Dataset rows describing interfaces
---
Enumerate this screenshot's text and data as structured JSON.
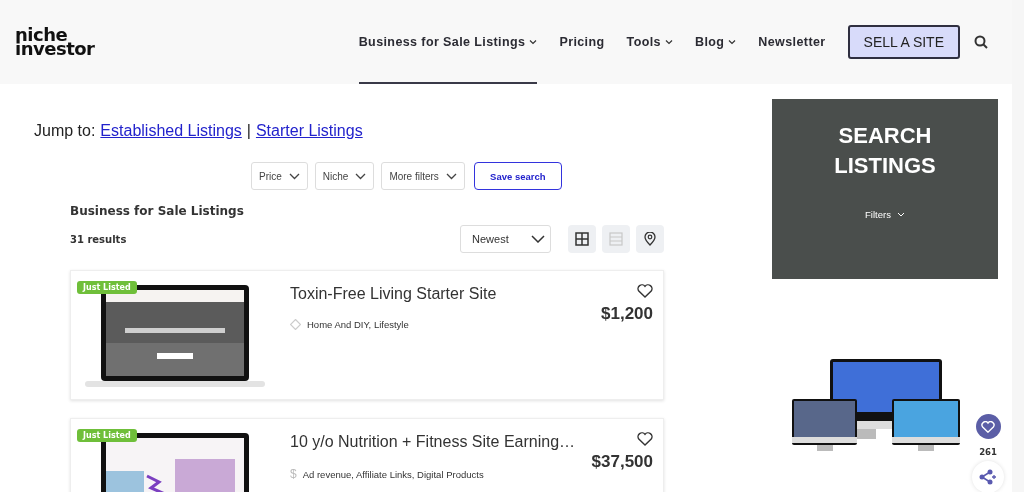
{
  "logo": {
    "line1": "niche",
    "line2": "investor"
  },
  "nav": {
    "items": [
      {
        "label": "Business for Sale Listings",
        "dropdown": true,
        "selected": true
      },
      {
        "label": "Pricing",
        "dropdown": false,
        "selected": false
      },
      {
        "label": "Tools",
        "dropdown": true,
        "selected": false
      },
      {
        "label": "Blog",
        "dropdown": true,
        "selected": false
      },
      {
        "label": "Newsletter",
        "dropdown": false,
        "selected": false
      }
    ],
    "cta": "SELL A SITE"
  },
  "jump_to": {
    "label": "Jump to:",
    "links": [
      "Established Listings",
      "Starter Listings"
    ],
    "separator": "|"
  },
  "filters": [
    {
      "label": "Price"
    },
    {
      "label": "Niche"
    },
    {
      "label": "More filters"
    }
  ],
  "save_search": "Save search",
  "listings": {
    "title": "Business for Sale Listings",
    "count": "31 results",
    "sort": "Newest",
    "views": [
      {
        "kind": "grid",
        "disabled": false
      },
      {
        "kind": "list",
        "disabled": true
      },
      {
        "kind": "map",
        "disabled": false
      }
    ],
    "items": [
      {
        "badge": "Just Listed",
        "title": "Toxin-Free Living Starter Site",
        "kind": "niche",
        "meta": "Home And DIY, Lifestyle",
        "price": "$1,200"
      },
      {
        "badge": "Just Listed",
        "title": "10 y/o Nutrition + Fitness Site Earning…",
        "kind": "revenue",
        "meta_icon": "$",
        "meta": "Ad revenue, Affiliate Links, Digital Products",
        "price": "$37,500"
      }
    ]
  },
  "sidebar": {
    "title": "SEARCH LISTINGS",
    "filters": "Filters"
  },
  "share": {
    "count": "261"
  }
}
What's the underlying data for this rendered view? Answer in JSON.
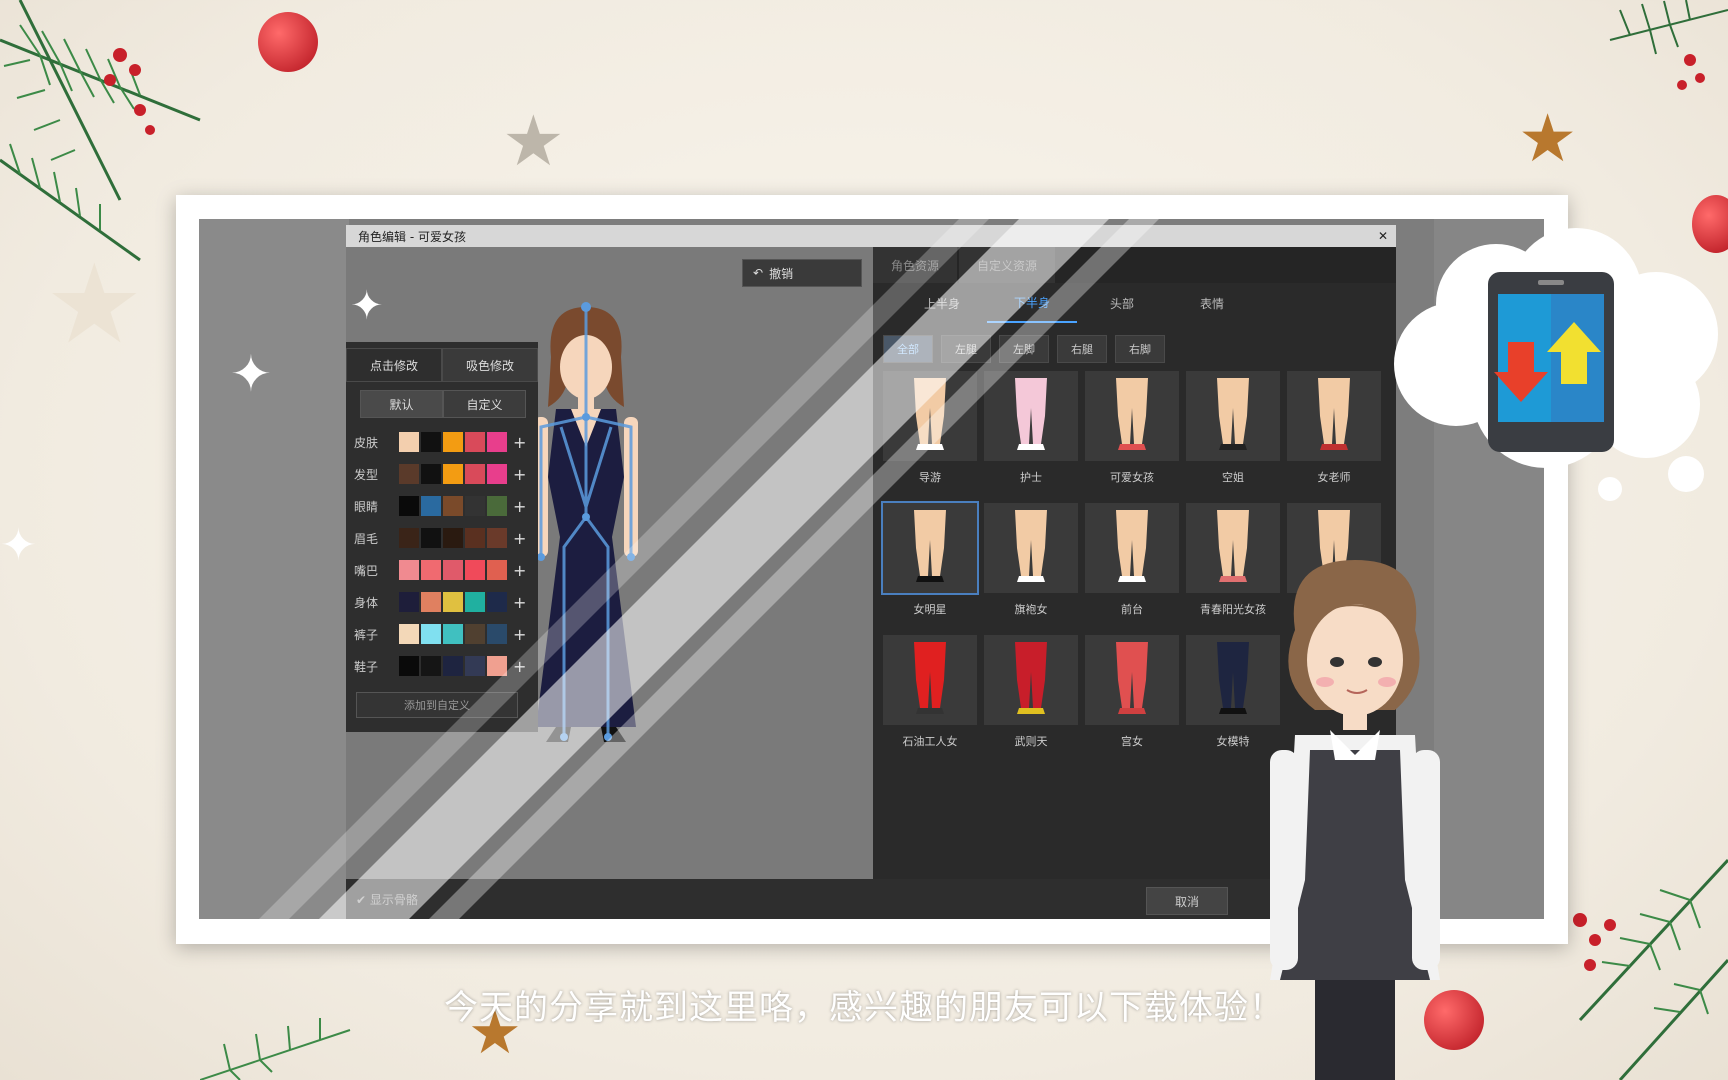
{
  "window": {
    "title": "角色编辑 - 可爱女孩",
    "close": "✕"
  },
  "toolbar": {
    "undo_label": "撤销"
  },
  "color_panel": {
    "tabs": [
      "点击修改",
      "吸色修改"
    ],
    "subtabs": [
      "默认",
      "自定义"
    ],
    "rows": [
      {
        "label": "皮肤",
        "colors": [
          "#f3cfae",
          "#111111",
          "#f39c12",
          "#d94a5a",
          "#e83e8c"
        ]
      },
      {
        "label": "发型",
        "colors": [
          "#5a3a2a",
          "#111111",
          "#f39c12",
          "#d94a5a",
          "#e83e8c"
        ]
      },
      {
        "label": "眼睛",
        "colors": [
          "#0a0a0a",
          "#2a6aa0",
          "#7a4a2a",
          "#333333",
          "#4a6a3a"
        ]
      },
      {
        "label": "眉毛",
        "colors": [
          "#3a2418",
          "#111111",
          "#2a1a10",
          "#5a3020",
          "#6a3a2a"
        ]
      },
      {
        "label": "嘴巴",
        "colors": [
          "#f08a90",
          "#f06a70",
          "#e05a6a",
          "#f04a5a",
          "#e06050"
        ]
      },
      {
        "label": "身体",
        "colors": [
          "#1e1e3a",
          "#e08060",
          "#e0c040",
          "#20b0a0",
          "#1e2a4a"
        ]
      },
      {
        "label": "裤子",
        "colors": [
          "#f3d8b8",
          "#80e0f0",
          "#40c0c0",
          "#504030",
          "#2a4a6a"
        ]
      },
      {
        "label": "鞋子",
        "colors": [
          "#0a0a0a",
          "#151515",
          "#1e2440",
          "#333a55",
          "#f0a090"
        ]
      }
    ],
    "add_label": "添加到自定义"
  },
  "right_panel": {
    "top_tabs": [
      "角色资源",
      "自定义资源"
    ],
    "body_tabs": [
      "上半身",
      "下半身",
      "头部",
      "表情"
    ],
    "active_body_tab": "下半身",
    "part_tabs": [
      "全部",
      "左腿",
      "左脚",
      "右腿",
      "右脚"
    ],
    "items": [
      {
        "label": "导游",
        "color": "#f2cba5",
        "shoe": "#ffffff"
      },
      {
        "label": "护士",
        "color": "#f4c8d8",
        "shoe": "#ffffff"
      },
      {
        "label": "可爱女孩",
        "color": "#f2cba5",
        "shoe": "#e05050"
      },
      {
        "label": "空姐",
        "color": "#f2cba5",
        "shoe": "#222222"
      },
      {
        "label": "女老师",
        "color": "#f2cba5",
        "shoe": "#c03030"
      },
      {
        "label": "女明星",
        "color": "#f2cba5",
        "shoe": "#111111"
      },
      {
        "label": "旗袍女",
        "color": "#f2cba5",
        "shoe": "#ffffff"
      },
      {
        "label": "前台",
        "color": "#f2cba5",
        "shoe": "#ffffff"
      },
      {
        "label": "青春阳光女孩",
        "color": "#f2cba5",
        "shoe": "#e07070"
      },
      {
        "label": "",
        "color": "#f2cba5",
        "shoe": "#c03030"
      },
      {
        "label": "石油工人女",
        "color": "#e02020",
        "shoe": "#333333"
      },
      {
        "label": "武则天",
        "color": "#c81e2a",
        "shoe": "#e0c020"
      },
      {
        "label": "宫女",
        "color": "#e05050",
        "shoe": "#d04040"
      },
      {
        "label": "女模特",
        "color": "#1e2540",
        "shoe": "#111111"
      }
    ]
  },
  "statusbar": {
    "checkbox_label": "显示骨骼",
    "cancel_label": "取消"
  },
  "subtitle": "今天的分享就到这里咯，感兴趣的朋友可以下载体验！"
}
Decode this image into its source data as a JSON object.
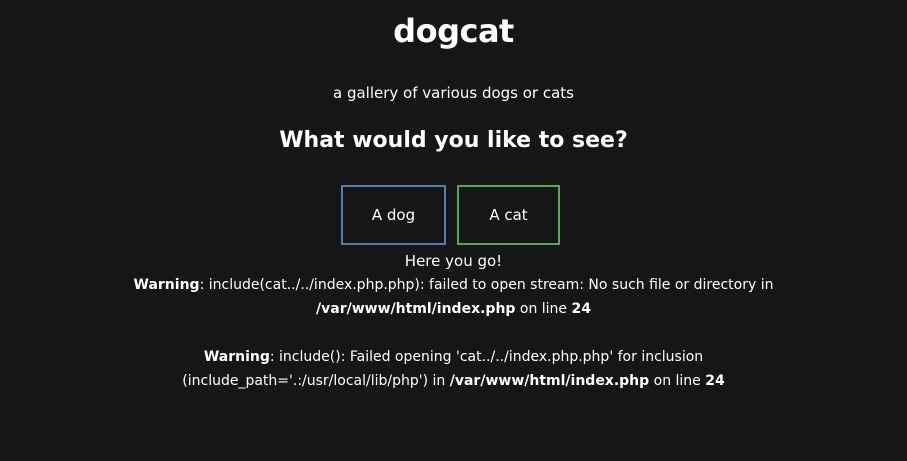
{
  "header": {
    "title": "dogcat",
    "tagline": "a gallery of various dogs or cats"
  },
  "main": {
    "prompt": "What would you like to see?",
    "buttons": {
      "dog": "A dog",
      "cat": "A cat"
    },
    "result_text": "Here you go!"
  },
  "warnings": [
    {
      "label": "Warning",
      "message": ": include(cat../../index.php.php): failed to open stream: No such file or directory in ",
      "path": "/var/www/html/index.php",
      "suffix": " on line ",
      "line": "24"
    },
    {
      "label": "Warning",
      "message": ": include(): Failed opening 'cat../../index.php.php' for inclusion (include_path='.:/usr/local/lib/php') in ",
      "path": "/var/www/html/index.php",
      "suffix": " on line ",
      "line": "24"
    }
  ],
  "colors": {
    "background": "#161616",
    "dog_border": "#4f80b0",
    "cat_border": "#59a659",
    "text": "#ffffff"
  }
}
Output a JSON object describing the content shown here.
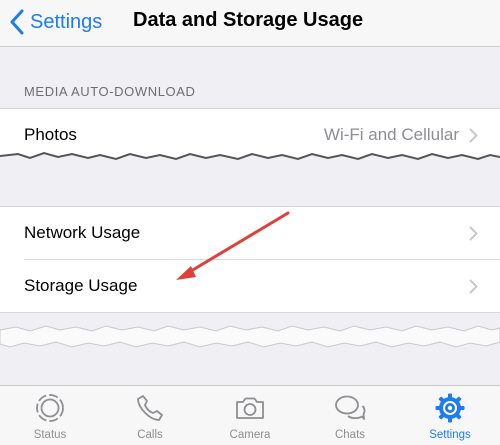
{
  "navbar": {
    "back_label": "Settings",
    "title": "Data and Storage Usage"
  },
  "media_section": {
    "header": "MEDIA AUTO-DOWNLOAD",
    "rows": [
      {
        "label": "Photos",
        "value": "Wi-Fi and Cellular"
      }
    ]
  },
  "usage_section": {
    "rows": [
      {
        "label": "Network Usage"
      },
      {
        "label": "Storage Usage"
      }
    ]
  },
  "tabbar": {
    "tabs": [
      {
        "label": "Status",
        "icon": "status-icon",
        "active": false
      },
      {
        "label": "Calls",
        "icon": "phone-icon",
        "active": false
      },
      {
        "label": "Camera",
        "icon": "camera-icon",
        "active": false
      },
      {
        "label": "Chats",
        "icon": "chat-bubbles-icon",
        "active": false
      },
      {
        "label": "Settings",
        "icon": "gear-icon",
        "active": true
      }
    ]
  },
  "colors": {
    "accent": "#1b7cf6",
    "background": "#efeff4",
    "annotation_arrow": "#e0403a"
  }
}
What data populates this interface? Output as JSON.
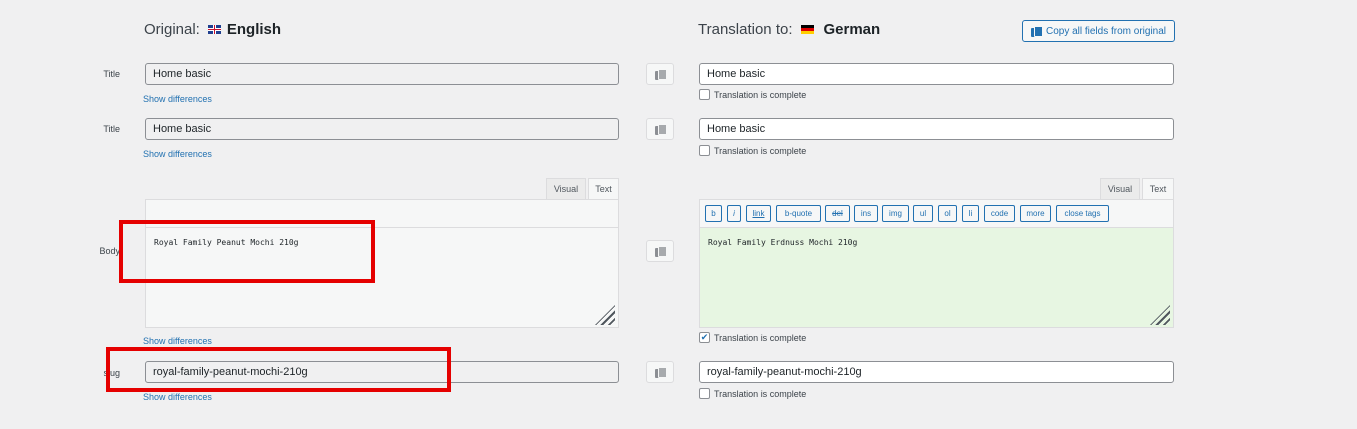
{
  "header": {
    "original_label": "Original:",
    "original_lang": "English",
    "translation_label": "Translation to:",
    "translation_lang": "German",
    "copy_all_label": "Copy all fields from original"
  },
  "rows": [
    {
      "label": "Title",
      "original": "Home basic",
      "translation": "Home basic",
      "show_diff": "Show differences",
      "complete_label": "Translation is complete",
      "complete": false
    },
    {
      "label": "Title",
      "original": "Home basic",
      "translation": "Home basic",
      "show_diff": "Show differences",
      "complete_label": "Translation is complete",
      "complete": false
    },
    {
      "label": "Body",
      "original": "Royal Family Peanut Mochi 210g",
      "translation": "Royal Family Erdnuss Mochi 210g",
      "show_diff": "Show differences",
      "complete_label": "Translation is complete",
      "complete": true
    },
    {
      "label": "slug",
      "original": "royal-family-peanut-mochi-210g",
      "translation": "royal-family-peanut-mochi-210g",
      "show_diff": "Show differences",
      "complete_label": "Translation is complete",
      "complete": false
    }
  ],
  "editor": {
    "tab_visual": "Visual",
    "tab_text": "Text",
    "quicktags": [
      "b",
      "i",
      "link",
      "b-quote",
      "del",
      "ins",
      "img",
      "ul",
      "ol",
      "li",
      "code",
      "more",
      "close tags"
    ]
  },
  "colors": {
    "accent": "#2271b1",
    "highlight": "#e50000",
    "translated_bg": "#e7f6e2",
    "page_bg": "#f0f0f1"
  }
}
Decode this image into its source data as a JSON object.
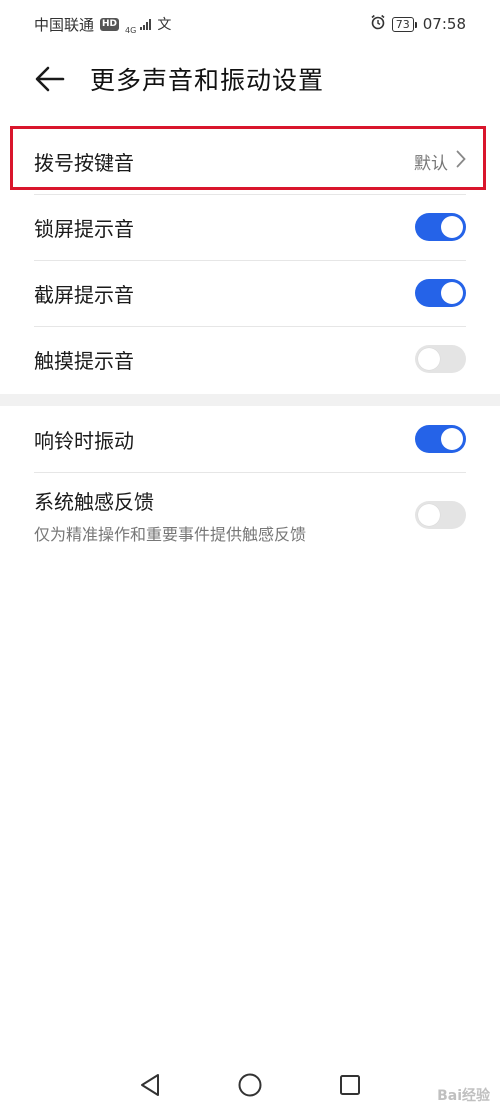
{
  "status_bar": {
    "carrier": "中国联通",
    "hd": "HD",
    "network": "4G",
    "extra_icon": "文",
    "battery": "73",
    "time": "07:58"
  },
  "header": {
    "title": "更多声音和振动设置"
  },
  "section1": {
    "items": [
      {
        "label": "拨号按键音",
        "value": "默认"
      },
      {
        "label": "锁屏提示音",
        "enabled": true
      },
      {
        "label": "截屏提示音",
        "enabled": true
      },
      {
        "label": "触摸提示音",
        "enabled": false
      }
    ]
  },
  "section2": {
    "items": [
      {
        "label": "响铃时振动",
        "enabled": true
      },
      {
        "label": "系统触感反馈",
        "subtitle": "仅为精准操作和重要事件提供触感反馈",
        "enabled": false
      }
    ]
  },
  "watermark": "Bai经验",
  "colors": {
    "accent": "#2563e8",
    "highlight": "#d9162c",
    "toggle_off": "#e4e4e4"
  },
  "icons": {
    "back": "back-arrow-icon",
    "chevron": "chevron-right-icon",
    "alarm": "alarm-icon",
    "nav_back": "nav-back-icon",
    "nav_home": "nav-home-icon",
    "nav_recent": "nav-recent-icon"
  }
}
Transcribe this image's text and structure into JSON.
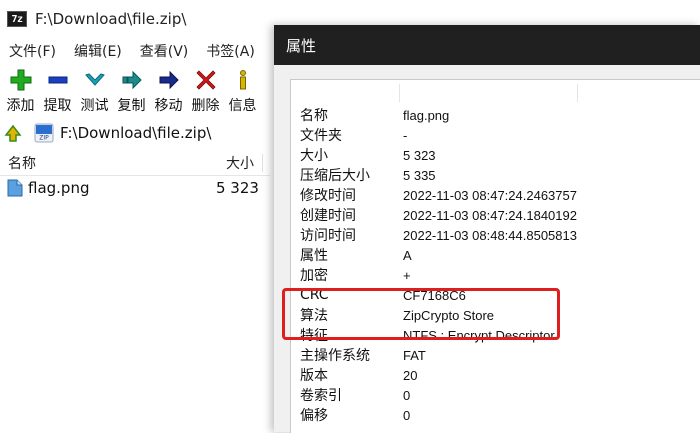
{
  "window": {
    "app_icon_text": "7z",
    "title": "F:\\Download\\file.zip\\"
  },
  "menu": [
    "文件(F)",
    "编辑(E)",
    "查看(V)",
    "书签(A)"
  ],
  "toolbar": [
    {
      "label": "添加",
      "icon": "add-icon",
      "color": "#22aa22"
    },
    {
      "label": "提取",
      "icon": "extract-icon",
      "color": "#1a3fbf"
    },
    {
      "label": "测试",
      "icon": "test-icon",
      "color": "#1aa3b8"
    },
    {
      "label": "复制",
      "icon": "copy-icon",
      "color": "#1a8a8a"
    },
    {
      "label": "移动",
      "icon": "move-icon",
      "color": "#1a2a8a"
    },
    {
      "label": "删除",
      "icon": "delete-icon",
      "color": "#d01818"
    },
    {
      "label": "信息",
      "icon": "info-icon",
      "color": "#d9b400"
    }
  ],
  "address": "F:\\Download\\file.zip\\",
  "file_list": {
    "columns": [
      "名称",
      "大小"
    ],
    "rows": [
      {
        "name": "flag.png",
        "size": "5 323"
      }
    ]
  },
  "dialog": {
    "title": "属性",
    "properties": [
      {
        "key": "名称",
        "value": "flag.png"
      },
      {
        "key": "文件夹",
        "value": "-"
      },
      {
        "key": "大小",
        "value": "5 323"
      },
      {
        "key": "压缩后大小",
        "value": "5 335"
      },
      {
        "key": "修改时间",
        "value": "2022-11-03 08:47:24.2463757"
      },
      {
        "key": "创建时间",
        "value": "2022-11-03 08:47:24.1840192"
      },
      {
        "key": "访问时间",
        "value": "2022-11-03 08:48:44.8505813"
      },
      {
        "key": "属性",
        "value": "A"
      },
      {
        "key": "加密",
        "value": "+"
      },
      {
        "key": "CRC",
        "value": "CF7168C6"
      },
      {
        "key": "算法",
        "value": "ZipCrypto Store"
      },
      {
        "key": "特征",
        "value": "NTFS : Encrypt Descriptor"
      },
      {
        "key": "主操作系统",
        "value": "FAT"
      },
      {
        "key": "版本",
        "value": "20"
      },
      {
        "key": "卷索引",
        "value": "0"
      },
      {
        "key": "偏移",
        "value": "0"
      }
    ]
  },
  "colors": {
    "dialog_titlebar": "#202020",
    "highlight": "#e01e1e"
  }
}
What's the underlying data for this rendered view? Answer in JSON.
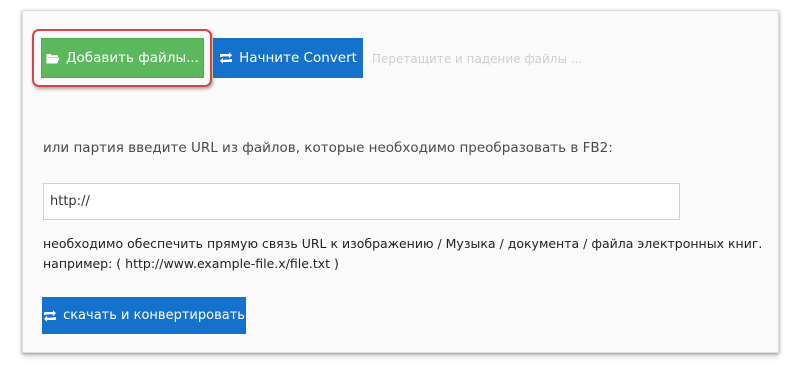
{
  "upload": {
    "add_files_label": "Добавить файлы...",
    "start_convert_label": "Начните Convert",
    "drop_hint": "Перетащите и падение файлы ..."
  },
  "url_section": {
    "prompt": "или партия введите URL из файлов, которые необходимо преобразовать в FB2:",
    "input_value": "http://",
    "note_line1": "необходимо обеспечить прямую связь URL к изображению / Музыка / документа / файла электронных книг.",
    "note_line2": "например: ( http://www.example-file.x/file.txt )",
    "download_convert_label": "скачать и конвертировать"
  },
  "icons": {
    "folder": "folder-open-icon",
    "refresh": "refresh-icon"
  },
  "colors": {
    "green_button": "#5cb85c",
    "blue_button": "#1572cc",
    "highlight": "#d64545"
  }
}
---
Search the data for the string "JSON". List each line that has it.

» Output of the exercise
Enumerate this screenshot's text and data as structured JSON.
What's the underlying data for this rendered view? Answer in JSON.
Decode this image into its source data as a JSON object.
Output a JSON object describing the content shown here.
What data populates this interface? Output as JSON.
Decode this image into its source data as a JSON object.
Transcribe this image's text and structure into JSON.
What's the underlying data for this rendered view? Answer in JSON.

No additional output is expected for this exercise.